Like many book lovers who struggle with the downside of maintaining large and unwieldy personal libraries, I’ve often wanted a memorizer of my own—a highly efficient reading machine, trained to understand your tastes and regurgitate the texts you want. But as Plastic Logic and Cool-er join the ranks of the Kindle and the Sony e-reader, I’ve gone from e-reader evangelism to scepticism, watching in dismay as the industry gets it dead wrong.

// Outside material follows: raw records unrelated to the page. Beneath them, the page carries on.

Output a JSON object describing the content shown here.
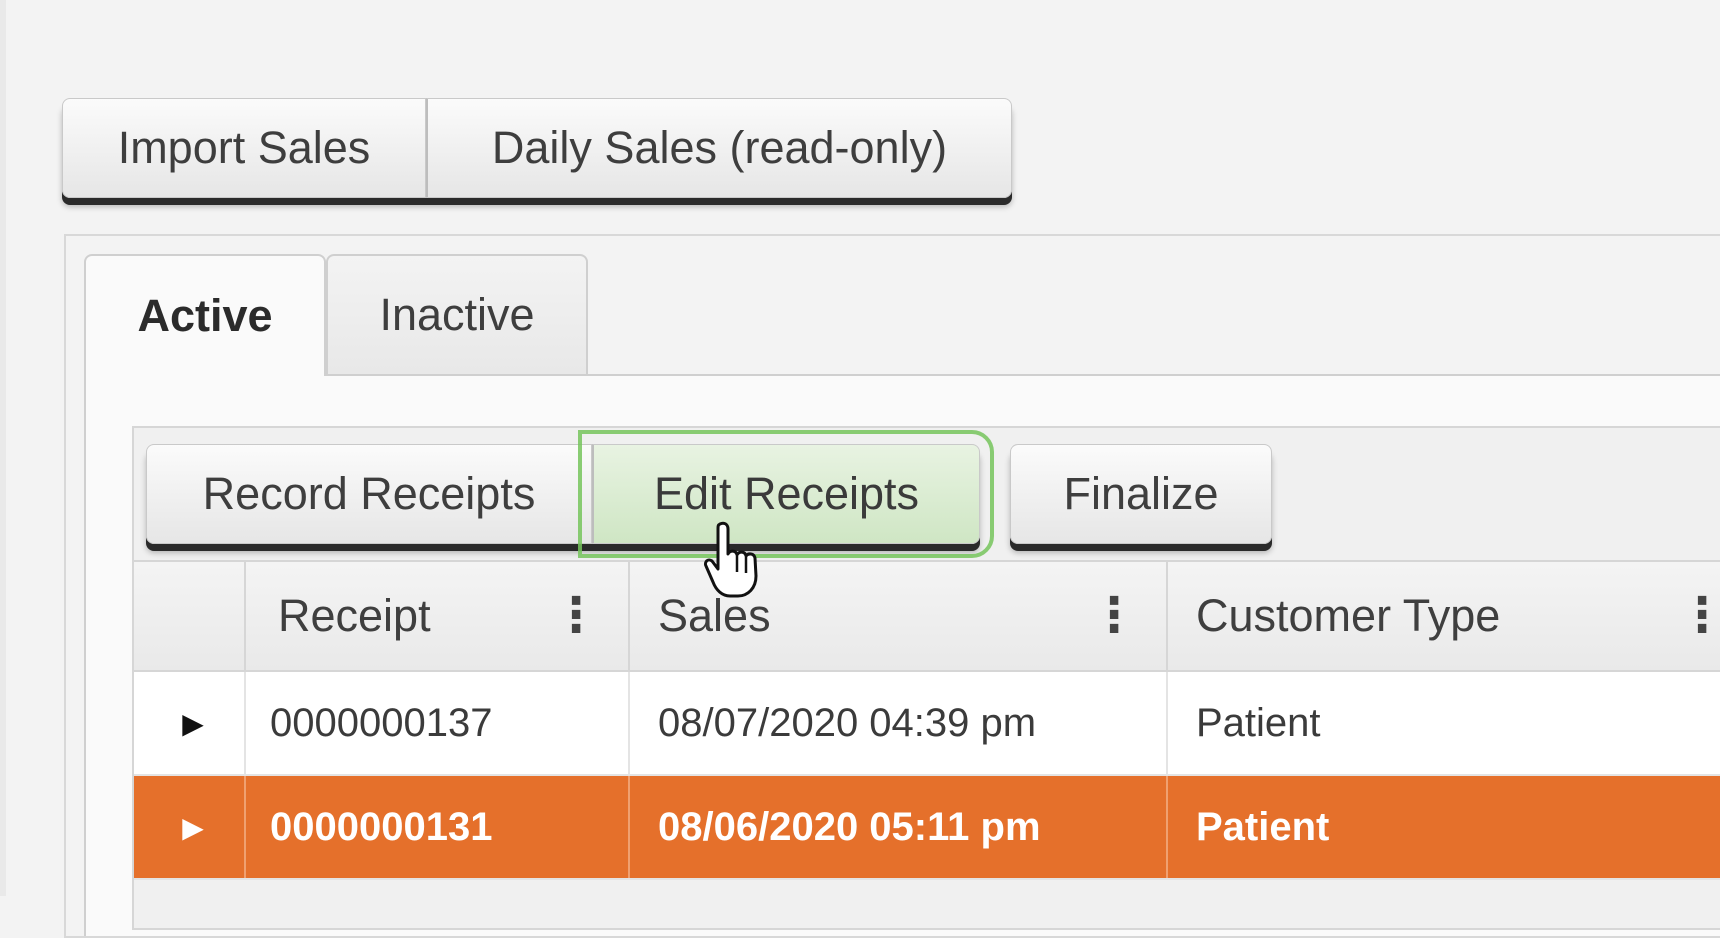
{
  "toolbar_top": {
    "import_label": "Import Sales",
    "daily_label": "Daily Sales (read-only)"
  },
  "tabs": [
    {
      "label": "Active",
      "selected": true
    },
    {
      "label": "Inactive",
      "selected": false
    }
  ],
  "grid_toolbar": {
    "record_label": "Record Receipts",
    "edit_label": "Edit Receipts",
    "finalize_label": "Finalize"
  },
  "table": {
    "columns": [
      "Receipt",
      "Sales",
      "Customer Type"
    ],
    "rows": [
      {
        "receipt": "0000000137",
        "sales": "08/07/2020 04:39 pm",
        "customer_type": "Patient",
        "selected": false
      },
      {
        "receipt": "0000000131",
        "sales": "08/06/2020 05:11 pm",
        "customer_type": "Patient",
        "selected": true
      }
    ]
  },
  "colors": {
    "selected_row": "#e5702b",
    "edit_highlight": "#76c45c"
  },
  "icons": {
    "expand": "triangle-right-icon",
    "column_menu": "kebab-icon",
    "cursor": "hand-pointer-icon"
  }
}
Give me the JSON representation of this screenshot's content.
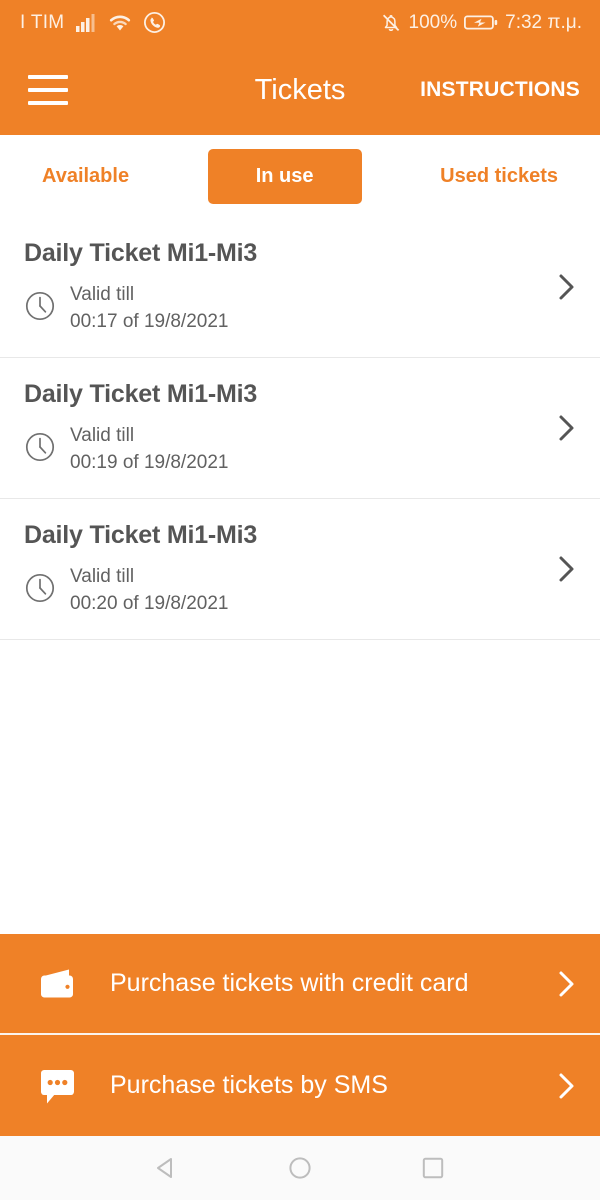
{
  "status_bar": {
    "carrier": "I TIM",
    "signal_icon": "signal-bars-icon",
    "wifi_icon": "wifi-icon",
    "viber_icon": "viber-icon",
    "mute_icon": "bell-muted-icon",
    "battery_percent": "100%",
    "battery_icon": "battery-charging-icon",
    "time": "7:32 π.μ."
  },
  "app_bar": {
    "menu_icon": "hamburger-menu-icon",
    "title": "Tickets",
    "action_label": "INSTRUCTIONS"
  },
  "tabs": [
    {
      "label": "Available",
      "selected": false
    },
    {
      "label": "In use",
      "selected": true
    },
    {
      "label": "Used tickets",
      "selected": false
    }
  ],
  "tickets": [
    {
      "title": "Daily Ticket Mi1-Mi3",
      "valid_label": "Valid till",
      "valid_value": "00:17 of 19/8/2021",
      "clock_icon": "clock-icon",
      "chevron_icon": "chevron-right-icon"
    },
    {
      "title": "Daily Ticket Mi1-Mi3",
      "valid_label": "Valid till",
      "valid_value": "00:19 of 19/8/2021",
      "clock_icon": "clock-icon",
      "chevron_icon": "chevron-right-icon"
    },
    {
      "title": "Daily Ticket Mi1-Mi3",
      "valid_label": "Valid till",
      "valid_value": "00:20 of 19/8/2021",
      "clock_icon": "clock-icon",
      "chevron_icon": "chevron-right-icon"
    }
  ],
  "actions": [
    {
      "label": "Purchase tickets with credit card",
      "icon": "wallet-icon",
      "chevron_icon": "chevron-right-icon"
    },
    {
      "label": "Purchase tickets by SMS",
      "icon": "sms-bubble-icon",
      "chevron_icon": "chevron-right-icon"
    }
  ],
  "nav_bar": {
    "back_icon": "back-triangle-icon",
    "home_icon": "home-circle-icon",
    "recents_icon": "recents-square-icon"
  },
  "colors": {
    "accent": "#EF8127",
    "title_text": "#555555",
    "body_text": "#616161",
    "divider": "#E8E8E8",
    "nav_icon": "#BDBDBD"
  }
}
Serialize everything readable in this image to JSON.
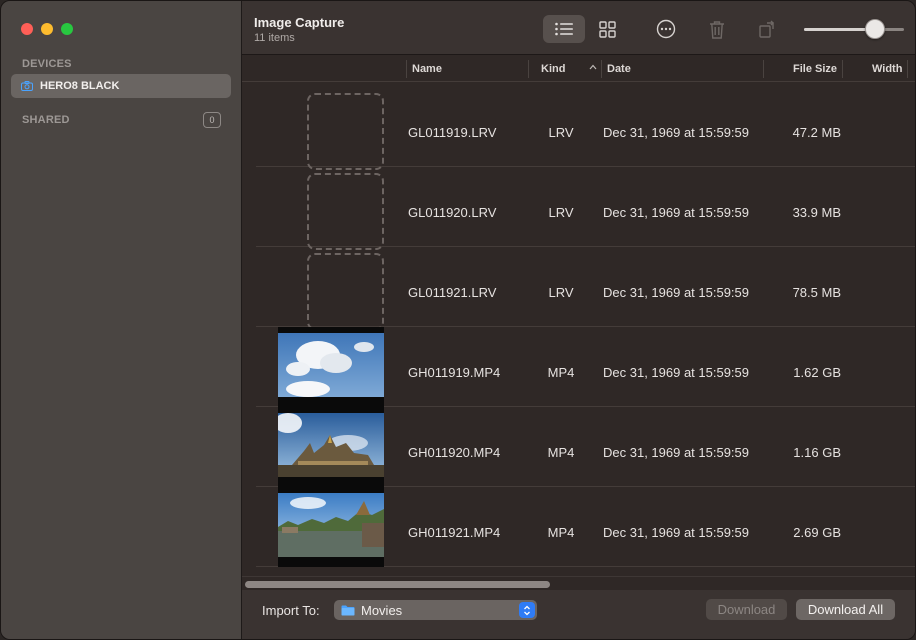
{
  "sidebar": {
    "devices_heading": "DEVICES",
    "device_name": "HERO8 BLACK",
    "shared_heading": "SHARED",
    "shared_count": "0"
  },
  "toolbar": {
    "title": "Image Capture",
    "subtitle": "11 items",
    "view_mode": "list",
    "thumbnail_size": 0.75,
    "icons": [
      "list-view-icon",
      "grid-view-icon",
      "more-icon",
      "trash-icon",
      "rotate-icon"
    ]
  },
  "table": {
    "columns": [
      "Name",
      "Kind",
      "Date",
      "File Size",
      "Width"
    ],
    "sort_column": "Kind",
    "sort_direction": "ascending",
    "rows": [
      {
        "name": "GL011919.LRV",
        "kind": "LRV",
        "date": "Dec 31, 1969 at 15:59:59",
        "size": "47.2 MB",
        "thumb": "placeholder"
      },
      {
        "name": "GL011920.LRV",
        "kind": "LRV",
        "date": "Dec 31, 1969 at 15:59:59",
        "size": "33.9 MB",
        "thumb": "placeholder"
      },
      {
        "name": "GL011921.LRV",
        "kind": "LRV",
        "date": "Dec 31, 1969 at 15:59:59",
        "size": "78.5 MB",
        "thumb": "placeholder"
      },
      {
        "name": "GH011919.MP4",
        "kind": "MP4",
        "date": "Dec 31, 1969 at 15:59:59",
        "size": "1.62 GB",
        "thumb": "sky"
      },
      {
        "name": "GH011920.MP4",
        "kind": "MP4",
        "date": "Dec 31, 1969 at 15:59:59",
        "size": "1.16 GB",
        "thumb": "palace"
      },
      {
        "name": "GH011921.MP4",
        "kind": "MP4",
        "date": "Dec 31, 1969 at 15:59:59",
        "size": "2.69 GB",
        "thumb": "canal"
      }
    ]
  },
  "bottom": {
    "import_label": "Import To:",
    "import_destination": "Movies",
    "download_label": "Download",
    "download_all_label": "Download All"
  },
  "colors": {
    "close": "#ff5f57",
    "minimize": "#febc2e",
    "zoom": "#28c840",
    "accent": "#2f7cf6"
  }
}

Those who’ve followed the e-reading debate over the last decade will know that most of the discussion has focused on the pros and cons of reading on a device versus the familiarity of the dead-tree book. But the real question is what we get and expect from a book versus an e-reader, and this is where the manufacturers have messed up. It’s been nine years since the first iPod came out, but none of the present e-book readers seem to have learned anything from the music industry. Here’s a short list of what I want from an e-reader…